Mr Foster, the party's education spokesman, describes himself as the only candidate in favour of closer co-operation with Labour but stressed that his party should not seek to replace Labour on the left.
Using the campaign slogan "Ambitious for Power", Mr Foster made it clear that those who "play politics without seeking power lack self-belief".
His launch came as Liberal Democrat MPs spoke of a "general sense of anti-climax" after a hustings on Wednesday night. Almost all of the party's 46 MPs attended the hustings to hear addresses from the six candidates - Mr Foster, the bookies' favourite Charles Kennedy, Malcolm Bruce, David Rendel, Simon Hughes and Jackie Ballard. The official closure for candidatures is on Monday but, given their relatively high-profile launches, it does not seem likely that any of them will withdraw their bid.
One senior MP, still undecided as to whom to support, said the candidates had not done themselves "any justice".
The rival camps were hoping to sign up the 14 MPs who have not so far declared their allegiance. The main attention has focused on the "group of four" -Menzies Campbell, Paul Tyler, Nick Harvey and Archy Kirkwood - who are expected to back the same candidate.
Although the leader will be elected by a proportional-representation vote by the party's 90,000 members, endorsements from leading MPs could sway the opinion of local activists.

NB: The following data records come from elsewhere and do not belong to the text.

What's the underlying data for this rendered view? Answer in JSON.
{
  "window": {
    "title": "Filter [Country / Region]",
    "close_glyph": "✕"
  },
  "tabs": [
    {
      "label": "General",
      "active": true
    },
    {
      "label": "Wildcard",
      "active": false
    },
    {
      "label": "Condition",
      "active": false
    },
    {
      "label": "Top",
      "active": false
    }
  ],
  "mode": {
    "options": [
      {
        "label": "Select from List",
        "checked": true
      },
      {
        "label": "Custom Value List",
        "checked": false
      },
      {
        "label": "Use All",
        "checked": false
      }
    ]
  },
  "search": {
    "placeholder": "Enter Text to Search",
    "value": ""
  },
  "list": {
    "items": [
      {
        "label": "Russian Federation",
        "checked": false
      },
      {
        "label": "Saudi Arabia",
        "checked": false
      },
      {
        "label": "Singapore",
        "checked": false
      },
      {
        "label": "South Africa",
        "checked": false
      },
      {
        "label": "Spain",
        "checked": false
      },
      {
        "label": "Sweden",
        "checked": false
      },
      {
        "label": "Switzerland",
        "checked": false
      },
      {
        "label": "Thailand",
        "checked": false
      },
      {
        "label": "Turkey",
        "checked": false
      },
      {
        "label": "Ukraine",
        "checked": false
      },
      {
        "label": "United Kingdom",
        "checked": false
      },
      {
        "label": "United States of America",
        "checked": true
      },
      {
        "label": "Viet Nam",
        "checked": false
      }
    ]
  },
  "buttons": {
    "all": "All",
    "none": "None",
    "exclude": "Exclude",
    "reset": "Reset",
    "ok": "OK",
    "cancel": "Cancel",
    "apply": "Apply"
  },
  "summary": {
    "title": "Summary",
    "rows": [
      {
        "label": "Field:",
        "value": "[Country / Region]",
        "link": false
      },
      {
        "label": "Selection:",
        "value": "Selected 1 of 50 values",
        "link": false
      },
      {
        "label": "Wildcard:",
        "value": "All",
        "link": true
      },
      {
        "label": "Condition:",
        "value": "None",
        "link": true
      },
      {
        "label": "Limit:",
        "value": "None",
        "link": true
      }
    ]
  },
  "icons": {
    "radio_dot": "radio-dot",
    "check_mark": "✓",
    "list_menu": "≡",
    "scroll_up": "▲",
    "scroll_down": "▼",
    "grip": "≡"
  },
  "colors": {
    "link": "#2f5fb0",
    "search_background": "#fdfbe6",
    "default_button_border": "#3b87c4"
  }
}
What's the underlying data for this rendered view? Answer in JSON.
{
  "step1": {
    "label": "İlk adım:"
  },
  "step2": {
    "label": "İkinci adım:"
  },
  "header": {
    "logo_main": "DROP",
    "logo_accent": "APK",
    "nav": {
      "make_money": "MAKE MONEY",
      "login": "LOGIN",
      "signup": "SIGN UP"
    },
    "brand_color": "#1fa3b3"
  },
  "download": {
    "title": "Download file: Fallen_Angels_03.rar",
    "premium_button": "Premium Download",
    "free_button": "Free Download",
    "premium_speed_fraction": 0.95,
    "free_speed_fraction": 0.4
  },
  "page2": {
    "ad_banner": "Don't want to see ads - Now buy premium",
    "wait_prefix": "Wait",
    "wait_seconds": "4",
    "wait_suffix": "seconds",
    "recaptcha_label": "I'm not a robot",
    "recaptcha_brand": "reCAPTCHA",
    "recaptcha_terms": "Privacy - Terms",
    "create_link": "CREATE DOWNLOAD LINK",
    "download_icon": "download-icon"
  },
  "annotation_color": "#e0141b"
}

Mr Kennedy, the rural affairs spokesman, has so far been backed by 15 MPs, Mr Bruce, the treasury spokesman, by three MPs, while Mr Hughes, Mr Foster, Mr Rendel and Ms Ballard have the support of just two MPs each.Reuse content